▶ WORK INSTRUCTION
Check every line of the data below for the string "Akkulaufzeit", and copy the ones that hold it.

Data extracted from a collection
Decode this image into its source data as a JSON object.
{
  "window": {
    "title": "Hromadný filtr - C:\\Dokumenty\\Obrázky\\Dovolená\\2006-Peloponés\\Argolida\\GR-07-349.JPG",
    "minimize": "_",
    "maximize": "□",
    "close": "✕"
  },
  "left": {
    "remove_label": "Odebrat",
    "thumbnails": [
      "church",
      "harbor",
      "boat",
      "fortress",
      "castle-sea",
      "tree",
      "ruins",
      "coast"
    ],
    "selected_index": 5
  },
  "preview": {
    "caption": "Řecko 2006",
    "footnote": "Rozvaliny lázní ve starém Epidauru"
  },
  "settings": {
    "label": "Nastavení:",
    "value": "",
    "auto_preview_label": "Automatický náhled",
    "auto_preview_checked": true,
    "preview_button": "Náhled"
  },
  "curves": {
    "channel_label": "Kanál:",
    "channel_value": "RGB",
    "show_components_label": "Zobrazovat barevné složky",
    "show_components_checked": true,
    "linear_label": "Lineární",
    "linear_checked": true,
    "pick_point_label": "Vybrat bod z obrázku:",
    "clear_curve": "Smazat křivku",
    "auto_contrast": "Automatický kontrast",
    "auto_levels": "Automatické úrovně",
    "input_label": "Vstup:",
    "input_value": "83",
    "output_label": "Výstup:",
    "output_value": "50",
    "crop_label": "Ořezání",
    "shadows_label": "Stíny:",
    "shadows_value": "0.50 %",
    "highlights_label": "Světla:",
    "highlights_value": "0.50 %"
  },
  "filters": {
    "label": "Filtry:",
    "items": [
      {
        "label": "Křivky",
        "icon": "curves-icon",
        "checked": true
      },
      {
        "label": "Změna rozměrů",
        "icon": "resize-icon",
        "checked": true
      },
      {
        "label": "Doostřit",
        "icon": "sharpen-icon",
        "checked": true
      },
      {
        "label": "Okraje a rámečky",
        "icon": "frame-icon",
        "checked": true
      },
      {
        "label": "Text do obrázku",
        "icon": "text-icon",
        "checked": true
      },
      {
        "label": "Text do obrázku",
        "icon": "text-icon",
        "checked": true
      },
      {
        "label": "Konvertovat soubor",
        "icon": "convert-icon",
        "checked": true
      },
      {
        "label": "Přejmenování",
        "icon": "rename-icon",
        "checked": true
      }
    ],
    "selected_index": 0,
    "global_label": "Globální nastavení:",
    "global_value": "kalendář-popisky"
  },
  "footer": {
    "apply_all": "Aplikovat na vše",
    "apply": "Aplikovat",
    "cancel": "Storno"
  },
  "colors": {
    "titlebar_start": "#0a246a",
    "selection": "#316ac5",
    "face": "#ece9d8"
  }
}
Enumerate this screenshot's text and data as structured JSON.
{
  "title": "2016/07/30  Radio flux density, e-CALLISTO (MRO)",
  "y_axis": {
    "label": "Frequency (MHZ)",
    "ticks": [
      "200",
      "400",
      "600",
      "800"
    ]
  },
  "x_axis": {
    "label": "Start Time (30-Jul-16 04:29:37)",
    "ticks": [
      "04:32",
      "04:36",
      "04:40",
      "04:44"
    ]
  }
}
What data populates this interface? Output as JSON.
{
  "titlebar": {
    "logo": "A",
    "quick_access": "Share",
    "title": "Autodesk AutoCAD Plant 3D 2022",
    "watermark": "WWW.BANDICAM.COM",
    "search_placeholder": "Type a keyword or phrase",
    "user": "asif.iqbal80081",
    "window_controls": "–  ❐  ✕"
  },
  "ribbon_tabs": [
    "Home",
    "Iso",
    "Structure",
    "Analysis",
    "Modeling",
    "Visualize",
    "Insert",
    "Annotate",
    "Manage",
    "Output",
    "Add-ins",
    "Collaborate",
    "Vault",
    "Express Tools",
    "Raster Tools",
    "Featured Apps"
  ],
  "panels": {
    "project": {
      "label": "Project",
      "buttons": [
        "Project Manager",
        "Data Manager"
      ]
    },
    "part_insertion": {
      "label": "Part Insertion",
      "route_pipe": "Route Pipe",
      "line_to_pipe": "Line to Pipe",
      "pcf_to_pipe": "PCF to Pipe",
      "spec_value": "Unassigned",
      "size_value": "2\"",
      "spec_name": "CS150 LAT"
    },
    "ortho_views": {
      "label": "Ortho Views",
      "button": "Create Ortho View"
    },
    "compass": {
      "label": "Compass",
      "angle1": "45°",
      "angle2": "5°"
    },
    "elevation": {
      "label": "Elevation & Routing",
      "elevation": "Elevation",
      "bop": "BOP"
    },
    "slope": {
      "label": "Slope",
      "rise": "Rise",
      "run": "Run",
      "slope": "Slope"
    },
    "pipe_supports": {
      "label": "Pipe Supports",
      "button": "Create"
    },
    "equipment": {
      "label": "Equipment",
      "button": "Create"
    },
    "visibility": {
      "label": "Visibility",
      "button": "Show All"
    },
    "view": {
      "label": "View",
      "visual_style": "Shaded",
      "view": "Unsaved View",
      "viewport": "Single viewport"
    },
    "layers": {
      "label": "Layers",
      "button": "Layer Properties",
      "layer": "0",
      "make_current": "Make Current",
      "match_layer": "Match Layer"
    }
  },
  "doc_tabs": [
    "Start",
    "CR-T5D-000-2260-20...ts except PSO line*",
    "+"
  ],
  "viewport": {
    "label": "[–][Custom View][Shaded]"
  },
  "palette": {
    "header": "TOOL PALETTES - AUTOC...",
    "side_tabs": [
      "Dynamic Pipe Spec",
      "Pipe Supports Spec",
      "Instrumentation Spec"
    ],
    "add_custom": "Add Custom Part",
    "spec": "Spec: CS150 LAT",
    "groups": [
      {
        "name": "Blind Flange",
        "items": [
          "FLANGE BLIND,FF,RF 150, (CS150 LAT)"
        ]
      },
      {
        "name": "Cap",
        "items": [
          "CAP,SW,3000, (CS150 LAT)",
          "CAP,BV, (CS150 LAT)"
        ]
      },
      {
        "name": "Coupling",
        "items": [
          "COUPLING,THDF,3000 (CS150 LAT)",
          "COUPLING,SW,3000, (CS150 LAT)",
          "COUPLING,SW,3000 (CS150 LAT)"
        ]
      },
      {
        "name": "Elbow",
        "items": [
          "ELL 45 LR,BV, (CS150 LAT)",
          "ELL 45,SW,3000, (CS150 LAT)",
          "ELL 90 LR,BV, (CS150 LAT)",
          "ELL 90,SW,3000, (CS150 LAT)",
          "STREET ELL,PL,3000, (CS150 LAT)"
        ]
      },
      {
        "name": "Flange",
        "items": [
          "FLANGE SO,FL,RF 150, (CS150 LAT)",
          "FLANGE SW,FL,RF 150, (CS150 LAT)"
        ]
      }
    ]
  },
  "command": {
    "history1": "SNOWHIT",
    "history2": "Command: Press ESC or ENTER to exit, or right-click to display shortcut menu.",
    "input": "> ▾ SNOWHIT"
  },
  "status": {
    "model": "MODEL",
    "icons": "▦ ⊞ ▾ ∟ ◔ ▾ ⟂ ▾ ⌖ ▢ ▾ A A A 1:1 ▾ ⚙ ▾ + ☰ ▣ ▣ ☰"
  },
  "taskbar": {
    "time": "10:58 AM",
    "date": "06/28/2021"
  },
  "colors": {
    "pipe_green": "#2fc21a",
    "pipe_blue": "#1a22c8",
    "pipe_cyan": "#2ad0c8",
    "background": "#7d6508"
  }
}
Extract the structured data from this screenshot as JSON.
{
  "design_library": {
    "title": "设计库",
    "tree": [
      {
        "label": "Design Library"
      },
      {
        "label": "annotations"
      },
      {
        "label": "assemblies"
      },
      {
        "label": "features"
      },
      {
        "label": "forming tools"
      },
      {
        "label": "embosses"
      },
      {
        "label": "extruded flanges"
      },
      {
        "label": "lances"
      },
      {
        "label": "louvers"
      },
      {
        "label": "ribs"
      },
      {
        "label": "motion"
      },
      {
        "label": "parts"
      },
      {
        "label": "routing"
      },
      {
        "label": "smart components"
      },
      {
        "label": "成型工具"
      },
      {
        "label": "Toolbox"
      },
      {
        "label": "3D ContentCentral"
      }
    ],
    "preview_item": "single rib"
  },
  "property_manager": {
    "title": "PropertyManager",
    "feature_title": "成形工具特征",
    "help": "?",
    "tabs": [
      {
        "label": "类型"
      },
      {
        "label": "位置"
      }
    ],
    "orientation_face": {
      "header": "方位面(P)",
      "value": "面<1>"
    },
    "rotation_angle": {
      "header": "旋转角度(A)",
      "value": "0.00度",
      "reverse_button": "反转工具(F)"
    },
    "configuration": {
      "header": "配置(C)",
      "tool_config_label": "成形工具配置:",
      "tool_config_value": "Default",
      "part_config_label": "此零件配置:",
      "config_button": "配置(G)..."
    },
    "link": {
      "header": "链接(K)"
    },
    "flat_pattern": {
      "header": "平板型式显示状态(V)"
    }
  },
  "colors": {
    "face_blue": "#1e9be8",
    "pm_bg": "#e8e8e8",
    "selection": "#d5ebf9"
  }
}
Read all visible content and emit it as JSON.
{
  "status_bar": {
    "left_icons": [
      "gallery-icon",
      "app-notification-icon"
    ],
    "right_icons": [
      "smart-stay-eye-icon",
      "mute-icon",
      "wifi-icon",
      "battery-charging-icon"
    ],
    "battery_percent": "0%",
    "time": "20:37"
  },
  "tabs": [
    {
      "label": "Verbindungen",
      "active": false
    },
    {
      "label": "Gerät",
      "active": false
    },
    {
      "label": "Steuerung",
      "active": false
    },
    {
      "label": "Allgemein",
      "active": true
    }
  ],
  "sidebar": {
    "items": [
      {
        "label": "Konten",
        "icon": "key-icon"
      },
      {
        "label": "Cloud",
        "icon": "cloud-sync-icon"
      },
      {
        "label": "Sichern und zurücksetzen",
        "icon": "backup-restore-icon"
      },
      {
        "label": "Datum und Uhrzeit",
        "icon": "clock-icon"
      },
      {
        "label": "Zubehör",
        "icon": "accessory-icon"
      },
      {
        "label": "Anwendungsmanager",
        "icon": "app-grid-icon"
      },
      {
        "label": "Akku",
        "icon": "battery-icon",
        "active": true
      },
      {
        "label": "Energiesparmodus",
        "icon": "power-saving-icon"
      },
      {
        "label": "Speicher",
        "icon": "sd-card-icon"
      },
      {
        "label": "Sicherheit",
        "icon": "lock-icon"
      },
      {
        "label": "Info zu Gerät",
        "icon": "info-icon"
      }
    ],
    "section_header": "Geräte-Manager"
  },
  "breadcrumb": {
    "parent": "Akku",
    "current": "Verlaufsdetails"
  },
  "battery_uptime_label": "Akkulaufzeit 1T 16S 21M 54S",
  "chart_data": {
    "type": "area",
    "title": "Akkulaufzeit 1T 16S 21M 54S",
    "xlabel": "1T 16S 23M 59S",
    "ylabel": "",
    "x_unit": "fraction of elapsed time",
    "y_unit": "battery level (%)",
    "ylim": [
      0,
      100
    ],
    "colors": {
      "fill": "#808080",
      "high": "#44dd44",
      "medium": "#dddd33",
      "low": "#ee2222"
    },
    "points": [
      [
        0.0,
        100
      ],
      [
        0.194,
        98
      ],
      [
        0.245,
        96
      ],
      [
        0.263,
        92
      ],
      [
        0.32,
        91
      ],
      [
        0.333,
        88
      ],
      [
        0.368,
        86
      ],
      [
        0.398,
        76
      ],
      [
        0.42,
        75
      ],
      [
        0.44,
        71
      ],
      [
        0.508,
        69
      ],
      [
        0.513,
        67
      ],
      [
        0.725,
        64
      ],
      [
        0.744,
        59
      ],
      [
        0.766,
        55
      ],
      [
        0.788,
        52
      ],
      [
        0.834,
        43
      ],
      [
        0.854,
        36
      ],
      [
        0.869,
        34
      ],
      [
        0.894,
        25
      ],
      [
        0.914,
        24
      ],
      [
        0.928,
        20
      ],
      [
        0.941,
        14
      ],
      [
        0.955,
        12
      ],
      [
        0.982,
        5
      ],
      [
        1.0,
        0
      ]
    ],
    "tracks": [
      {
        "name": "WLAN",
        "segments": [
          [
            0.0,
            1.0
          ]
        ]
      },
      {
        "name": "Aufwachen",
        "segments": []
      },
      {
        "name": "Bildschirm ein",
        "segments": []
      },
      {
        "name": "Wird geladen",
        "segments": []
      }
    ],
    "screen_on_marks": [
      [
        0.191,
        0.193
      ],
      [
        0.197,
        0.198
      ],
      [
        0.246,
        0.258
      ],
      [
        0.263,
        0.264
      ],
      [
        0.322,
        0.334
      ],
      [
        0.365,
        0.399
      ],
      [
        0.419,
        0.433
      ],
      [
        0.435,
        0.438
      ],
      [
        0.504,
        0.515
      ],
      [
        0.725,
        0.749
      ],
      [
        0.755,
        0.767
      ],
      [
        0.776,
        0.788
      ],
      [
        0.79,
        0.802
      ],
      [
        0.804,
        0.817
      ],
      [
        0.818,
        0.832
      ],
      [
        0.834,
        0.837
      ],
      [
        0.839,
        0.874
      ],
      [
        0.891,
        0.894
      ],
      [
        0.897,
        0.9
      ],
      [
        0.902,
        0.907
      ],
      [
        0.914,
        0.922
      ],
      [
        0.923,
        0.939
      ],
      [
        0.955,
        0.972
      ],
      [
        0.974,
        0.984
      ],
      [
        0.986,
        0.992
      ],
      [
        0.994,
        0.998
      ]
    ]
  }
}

▶ REPLY TO THE TASK
  "battery_uptime_label": "Akkulaufzeit 1T 16S 21M 54S",
    "title": "Akkulaufzeit 1T 16S 21M 54S",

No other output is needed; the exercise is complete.